**DESCRIPTION OF THE TASK**
Whenever a line carries the word "Brand", pull it out of the entries.

**RECORDS SUPPLIED**

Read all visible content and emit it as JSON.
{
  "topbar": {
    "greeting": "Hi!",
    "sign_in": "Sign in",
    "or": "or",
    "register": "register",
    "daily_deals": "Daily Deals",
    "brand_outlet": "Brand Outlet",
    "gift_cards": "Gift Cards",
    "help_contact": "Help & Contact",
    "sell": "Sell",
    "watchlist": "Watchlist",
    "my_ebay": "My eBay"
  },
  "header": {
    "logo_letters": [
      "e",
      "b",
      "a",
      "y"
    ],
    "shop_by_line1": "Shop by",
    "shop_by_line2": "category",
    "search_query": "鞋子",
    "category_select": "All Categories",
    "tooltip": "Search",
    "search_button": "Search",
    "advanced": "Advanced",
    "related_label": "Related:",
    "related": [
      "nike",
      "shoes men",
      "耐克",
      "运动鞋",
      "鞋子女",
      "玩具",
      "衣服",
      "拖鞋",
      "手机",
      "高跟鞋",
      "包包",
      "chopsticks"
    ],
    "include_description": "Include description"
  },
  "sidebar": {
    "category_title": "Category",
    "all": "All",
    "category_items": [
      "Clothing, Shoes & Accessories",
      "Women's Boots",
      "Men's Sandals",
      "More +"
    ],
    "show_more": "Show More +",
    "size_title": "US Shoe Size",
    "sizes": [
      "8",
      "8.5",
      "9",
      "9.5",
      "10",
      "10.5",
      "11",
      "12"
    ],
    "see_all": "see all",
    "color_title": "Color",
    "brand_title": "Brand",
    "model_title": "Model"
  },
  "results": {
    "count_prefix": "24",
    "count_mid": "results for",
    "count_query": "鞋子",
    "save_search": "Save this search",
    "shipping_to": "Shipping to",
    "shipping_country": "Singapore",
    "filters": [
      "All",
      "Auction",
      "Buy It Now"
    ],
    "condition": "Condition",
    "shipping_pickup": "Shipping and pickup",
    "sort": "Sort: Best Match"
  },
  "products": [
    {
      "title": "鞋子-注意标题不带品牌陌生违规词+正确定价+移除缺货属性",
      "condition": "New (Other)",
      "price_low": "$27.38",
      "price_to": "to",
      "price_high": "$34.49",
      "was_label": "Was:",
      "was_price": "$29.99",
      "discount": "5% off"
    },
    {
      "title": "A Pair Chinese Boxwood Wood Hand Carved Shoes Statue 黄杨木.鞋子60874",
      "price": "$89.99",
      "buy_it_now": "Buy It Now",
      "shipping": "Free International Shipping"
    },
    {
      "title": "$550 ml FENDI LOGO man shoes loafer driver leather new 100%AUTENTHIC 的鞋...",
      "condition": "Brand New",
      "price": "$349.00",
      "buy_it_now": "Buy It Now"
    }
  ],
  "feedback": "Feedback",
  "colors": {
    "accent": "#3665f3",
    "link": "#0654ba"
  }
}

**REPLY**
    "brand_outlet": "Brand Outlet",
    "brand_title": "Brand",
      "condition": "Brand New",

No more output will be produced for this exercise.